I’m a fan of just about everything Noah Kagan and AppSumo do. You know how some people are just cool to be around (literally and digitally)? He’s kind of that guy; just good energy, makes you remember the time before the weight of the world crushed your spirit.
He and his team came up with this great product free product called Twilighter. It’s super easy to install and it allows readers the chance to highlight with their cursor anything in a blog post and tweet it out. So, for instance, if you wanted to select this sentence: Brendan is pretty rad. You could tweet it out. The idea is that it drives more traffic to the site, but also allows people to tweet out little nuggets straight from the post.

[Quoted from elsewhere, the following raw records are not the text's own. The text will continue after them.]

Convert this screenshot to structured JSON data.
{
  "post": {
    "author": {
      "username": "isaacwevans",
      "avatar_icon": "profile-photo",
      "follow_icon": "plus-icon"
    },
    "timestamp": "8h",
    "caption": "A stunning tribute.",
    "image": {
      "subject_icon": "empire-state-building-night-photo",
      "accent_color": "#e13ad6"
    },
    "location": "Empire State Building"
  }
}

Go on. Try it.
The same applies to y’all with websites/blogs. I have an incredibly small following (I love you all for being part of the gang!), but because authors of all kinds, especially nonfictionists like moi, need traffic and platform, this tool is a big help. Getting traffic is a must and a constant struggle. Like this:

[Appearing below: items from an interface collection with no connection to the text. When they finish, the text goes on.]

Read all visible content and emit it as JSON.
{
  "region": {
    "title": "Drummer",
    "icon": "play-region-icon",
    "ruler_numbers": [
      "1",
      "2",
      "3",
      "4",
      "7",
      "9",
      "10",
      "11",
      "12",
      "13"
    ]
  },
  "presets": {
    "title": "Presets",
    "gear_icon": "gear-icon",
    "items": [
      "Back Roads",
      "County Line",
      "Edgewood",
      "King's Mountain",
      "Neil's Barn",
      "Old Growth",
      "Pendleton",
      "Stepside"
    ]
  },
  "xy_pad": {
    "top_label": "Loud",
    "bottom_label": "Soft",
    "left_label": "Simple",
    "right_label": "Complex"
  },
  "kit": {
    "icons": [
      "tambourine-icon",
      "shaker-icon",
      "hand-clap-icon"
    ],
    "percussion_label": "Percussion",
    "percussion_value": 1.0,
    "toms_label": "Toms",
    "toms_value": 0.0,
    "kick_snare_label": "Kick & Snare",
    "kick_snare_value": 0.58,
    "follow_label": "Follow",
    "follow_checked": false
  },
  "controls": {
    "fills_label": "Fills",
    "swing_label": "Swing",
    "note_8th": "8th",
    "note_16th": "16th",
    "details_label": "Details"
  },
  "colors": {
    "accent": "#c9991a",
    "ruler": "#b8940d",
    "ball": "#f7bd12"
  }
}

Am I right?
That’s been my experience trying to get people to jam with me at my little blog devoted to nonfiction, reading, reporting, and my subsidiary affiliation, Donutarium ( launching summer 2014!).
So, go to www.sumome.com. Watch the short video. And get Twilighter embedded on your site so people can Twilight to their heart’s content … without the vampires, of course.
Sign up for the posts via newsletter in the right margin and ‘like’ my author page on Facebook. I’m not gonna beg
It’s no secret. Pixar, the heavyweight that brings us such awesome flicks as “Up”, “Ratatouille”, and “Wall-E”, has had its 22 Rules of Storytelling available online for a few years now. Some people blog about them, some people make imgurs, some people made a poster. I found this with Dug right in the middle.
I printed out this little poster and taped it above my work space. It’s more applicable to fiction, certainly, because like Rule No. 19: Coincidences that get characters into trouble are great. Coincidences that get them out of it is cheating.
But they are ALL elements of story that are embedded in the consumer, whether they know it or not. People seek these rules on an intrinsic level. As a writer of nonfiction, you can tune your antennae to situations that follow these rules and then report the hell out of them. Sports, my backdrop of choice, often has the elements of conflict woven into it.
You can’t argue with Pixar. Is there a bad Pixar movie? Is there an unwatchable one? They are funny, sad (I think most of them have made me cry on some level. Thanks “Up”. Thanks “Toy Story 3”.), triumphant and just plain fun.
I’m always looking for other media to help my storytelling and movies inspire me. May they inspire you.